Hello everyone.

We have decided to phase out the Mixed Reality Forums over the next few months in favor of other ways to connect with us.

The first way we want to connect with you is our mixed reality developer program, which you can sign up for at https://aka.ms/IWantMR.

The plan between now and the beginning of May is to clean up old, unanswered questions that are no longer relevant. The forums will remain open and usable.

On May 1st we will be locking the forums to new posts and replies. They will remain available for another three months for the purposes of searching them, and then they will be closed altogether on August 1st.

So, where does that leave our awesome community to ask questions? Well, there are a few places we want to engage with you. For technical questions, please use Stack Overflow, and tag your questions using either hololens or windows-mixed-reality. If you want to join in discussions, please do so in the HoloDevelopers Slack, which you can join by going to https://aka.ms/holodevelopers. And always feel free to hit us up on Twitter @MxdRealityDev.

Local Instability

When I place objects with respect to the Hololens' starting position in Unity, they appear to be pretty unstable, even with just simple shapes. I have to use anchors in order to reach the stability I see in other products. Is there anything I should be doing to improve default stability or is this just the way things are?

Best Answer

  • thebanjomaticthebanjomatic ✭✭✭
    Accepted Answer

    @TetraTalon In my experience, things should be pretty rock solid even without using world anchors. A lot of time when there is instability its the result of the stabilization plane not being applied correctly. In particular, if those objects don't have colliders, then the stabilization plan will often just remain at its default distance 2m in front of the user, and as a result, when you get closer than 2m to the object things will get a bit unstable.

    Aside from that sort of thing, I haven't really had many issues with stability for non-anchored things.

Answers

  • thebanjomaticthebanjomatic ✭✭✭
    Accepted Answer

    @TetraTalon In my experience, things should be pretty rock solid even without using world anchors. A lot of time when there is instability its the result of the stabilization plane not being applied correctly.
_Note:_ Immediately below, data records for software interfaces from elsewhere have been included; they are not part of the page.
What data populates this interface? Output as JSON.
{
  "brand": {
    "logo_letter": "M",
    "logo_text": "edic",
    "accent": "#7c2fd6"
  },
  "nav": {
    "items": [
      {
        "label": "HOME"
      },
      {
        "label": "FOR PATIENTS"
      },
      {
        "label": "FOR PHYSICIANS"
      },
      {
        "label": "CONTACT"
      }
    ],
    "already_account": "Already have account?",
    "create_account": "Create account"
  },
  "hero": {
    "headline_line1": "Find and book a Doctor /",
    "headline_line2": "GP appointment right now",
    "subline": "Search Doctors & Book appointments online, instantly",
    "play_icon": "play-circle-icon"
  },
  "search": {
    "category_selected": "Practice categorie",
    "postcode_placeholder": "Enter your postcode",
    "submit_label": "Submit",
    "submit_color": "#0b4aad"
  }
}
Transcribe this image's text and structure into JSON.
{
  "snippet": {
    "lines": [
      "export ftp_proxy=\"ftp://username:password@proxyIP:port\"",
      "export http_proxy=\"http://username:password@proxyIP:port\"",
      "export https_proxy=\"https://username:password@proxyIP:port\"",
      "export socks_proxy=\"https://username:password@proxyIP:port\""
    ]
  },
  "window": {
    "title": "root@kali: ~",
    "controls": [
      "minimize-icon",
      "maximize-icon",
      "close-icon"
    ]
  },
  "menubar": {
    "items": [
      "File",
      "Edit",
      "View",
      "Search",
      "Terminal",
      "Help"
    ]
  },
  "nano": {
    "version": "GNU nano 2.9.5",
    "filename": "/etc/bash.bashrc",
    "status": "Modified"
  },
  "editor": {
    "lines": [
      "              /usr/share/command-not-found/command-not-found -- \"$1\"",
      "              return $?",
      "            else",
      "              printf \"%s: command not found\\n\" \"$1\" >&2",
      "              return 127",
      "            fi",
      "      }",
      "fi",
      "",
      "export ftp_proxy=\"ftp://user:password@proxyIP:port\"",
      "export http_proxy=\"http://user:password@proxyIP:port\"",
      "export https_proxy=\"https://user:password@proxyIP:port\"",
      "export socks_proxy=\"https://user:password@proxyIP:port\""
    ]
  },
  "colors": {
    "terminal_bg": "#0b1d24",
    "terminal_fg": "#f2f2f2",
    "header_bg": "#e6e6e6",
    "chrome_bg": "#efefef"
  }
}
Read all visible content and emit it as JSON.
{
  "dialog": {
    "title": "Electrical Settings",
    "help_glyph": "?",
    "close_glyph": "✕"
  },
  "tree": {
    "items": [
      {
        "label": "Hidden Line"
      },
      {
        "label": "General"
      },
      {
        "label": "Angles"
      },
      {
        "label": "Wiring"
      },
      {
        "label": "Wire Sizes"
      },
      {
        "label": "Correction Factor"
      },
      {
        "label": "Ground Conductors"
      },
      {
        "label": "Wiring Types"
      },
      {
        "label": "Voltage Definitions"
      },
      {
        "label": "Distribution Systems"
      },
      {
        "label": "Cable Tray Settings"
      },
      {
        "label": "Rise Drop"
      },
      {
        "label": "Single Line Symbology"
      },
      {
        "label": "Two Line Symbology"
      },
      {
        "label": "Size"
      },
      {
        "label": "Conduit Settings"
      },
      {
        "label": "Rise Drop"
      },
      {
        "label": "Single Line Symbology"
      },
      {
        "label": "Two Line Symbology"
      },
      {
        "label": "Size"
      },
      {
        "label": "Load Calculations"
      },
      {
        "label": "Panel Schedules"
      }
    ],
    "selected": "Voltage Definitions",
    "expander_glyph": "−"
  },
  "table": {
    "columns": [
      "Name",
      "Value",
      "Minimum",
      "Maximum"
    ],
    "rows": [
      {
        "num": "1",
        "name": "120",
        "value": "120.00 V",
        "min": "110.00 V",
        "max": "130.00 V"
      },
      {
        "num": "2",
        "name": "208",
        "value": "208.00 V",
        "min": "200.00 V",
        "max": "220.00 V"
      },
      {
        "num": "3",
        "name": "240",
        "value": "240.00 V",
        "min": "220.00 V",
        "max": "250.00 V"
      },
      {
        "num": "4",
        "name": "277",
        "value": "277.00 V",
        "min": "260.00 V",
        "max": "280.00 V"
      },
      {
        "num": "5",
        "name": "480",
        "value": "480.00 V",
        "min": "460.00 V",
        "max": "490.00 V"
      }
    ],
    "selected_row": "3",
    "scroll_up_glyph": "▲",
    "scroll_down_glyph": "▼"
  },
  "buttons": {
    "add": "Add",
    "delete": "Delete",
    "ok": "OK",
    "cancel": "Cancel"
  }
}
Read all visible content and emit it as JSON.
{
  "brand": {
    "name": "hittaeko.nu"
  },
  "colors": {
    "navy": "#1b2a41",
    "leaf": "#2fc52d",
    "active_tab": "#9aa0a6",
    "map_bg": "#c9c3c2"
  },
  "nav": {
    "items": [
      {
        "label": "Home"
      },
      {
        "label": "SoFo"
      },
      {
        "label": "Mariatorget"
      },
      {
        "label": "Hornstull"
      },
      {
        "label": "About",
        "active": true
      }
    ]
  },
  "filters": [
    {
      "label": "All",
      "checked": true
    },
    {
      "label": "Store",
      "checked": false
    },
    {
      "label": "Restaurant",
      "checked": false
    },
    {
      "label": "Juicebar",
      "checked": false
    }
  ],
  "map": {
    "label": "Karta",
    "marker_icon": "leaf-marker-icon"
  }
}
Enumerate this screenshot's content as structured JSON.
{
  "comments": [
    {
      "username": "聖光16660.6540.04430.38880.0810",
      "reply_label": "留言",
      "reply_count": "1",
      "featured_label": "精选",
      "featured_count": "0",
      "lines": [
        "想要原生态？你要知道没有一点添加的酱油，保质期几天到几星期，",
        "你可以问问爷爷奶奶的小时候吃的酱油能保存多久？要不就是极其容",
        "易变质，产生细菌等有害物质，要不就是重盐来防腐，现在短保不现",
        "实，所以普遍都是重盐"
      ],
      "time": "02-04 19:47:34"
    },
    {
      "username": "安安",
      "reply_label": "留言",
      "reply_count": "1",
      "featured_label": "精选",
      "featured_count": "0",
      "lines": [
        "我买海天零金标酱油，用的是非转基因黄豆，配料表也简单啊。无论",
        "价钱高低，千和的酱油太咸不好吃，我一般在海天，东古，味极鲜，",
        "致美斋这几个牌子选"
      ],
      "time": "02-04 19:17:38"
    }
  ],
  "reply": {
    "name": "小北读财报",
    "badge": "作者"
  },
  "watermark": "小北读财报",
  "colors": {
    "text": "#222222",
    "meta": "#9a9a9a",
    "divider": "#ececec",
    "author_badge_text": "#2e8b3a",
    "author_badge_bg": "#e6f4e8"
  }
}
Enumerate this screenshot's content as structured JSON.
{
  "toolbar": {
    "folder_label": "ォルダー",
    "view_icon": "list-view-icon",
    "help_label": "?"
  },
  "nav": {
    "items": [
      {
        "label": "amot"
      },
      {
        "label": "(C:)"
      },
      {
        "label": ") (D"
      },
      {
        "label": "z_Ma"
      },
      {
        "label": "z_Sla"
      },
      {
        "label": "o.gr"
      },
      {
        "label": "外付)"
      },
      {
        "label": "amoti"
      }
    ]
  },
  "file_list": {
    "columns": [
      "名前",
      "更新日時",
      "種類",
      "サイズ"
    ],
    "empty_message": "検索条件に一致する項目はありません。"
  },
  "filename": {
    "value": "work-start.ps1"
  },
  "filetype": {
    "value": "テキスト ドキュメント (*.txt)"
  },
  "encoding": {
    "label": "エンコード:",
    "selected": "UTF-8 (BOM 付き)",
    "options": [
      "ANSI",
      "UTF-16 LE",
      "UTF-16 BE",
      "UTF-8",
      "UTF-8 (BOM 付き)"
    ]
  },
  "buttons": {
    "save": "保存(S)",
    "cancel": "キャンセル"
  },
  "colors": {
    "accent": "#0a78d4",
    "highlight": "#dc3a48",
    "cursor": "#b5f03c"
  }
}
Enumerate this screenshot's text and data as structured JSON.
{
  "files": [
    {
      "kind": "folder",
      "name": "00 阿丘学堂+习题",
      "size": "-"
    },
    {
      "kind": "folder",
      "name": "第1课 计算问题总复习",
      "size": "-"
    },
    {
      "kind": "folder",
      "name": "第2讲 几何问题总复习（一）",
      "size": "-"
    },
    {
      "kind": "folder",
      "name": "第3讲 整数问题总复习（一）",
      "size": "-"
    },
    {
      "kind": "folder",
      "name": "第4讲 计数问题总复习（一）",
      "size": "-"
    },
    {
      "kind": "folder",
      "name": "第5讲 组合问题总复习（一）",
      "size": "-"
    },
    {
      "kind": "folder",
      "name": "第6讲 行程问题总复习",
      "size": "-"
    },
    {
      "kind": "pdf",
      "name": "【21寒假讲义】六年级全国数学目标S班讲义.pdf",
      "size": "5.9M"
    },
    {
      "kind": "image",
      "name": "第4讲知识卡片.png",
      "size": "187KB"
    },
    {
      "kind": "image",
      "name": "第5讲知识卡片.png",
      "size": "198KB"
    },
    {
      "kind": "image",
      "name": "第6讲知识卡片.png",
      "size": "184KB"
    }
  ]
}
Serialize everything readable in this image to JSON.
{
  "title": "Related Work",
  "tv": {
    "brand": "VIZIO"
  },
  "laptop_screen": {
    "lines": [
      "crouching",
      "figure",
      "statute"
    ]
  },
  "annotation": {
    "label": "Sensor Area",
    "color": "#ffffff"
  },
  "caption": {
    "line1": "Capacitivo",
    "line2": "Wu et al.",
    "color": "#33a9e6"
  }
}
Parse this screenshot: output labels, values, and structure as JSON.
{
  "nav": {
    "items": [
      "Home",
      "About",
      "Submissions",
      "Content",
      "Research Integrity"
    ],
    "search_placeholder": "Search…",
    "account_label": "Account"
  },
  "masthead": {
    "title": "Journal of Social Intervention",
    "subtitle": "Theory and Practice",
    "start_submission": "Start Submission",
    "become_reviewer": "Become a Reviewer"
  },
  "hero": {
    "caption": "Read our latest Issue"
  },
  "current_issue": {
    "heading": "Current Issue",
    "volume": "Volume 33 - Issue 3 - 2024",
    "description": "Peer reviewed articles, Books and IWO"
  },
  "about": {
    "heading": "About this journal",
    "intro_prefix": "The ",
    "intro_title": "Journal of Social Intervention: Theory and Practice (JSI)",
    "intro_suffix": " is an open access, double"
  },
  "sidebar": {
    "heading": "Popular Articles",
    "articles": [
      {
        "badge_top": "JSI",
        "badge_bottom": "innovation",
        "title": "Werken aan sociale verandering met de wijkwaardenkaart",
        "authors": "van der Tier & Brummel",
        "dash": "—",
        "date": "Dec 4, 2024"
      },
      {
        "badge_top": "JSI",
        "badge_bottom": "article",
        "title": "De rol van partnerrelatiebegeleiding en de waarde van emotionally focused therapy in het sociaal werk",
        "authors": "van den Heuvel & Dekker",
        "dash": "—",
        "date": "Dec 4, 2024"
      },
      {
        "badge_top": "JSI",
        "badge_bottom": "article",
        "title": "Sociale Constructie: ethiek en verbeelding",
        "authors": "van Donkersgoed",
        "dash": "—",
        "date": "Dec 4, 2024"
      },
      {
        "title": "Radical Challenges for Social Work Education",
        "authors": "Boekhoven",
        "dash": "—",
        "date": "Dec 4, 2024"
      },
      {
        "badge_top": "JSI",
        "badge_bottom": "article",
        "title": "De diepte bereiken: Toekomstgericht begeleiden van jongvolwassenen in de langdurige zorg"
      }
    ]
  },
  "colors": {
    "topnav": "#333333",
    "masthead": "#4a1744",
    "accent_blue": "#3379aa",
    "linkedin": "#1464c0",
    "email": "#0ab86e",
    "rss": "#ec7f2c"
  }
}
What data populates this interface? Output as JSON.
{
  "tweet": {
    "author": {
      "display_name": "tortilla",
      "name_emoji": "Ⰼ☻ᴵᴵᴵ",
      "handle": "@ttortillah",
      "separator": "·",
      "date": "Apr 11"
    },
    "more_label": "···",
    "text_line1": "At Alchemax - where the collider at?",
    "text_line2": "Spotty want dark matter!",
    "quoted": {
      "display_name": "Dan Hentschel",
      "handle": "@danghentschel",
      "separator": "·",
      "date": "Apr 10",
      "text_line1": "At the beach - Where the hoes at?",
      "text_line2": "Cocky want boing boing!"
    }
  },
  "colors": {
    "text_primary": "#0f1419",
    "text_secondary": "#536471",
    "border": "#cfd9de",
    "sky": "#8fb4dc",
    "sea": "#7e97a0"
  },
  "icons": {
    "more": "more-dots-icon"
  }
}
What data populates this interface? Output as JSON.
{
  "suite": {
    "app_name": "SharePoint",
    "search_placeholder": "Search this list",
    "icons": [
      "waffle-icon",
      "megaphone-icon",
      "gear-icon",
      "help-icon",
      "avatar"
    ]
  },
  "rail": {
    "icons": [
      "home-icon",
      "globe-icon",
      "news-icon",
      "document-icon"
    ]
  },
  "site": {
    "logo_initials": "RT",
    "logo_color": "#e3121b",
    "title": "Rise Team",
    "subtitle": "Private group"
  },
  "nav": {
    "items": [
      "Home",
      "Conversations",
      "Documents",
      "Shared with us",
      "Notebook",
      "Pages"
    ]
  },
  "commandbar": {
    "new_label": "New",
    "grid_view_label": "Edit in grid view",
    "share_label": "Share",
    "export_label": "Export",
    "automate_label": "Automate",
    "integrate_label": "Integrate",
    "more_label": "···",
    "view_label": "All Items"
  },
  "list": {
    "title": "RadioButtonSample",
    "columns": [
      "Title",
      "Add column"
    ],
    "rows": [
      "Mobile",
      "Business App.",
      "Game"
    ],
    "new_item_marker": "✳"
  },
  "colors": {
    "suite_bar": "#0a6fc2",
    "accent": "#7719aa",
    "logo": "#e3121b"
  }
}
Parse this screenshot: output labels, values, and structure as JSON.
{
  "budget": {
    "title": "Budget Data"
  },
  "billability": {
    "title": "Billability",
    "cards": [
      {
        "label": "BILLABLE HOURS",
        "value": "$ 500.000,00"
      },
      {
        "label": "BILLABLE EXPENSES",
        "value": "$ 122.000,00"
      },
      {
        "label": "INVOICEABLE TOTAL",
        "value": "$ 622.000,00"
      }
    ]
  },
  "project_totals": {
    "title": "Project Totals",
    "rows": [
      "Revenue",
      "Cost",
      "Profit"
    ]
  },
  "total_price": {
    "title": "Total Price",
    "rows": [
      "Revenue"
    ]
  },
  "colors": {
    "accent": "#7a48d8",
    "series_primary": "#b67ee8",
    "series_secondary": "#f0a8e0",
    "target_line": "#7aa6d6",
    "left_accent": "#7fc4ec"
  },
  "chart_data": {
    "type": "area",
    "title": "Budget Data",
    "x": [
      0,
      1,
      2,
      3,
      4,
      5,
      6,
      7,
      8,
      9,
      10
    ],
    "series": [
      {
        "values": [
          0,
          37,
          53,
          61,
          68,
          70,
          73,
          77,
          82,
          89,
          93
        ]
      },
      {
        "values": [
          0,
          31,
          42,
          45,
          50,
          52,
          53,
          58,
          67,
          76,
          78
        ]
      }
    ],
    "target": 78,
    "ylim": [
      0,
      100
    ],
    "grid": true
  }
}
In particular, if those objects don't have colliders, then the stabilization plan will often just remain at its default distance 2m in front of the user, and as a result, when you get closer than 2m to the object things will get a bit unstable.

    Aside from that sort of thing, I haven't really had many issues with stability for non-anchored things.

  • I didn't even think about adding colliders! Thanks so much!

  • No problem!

Sign In or Register to comment.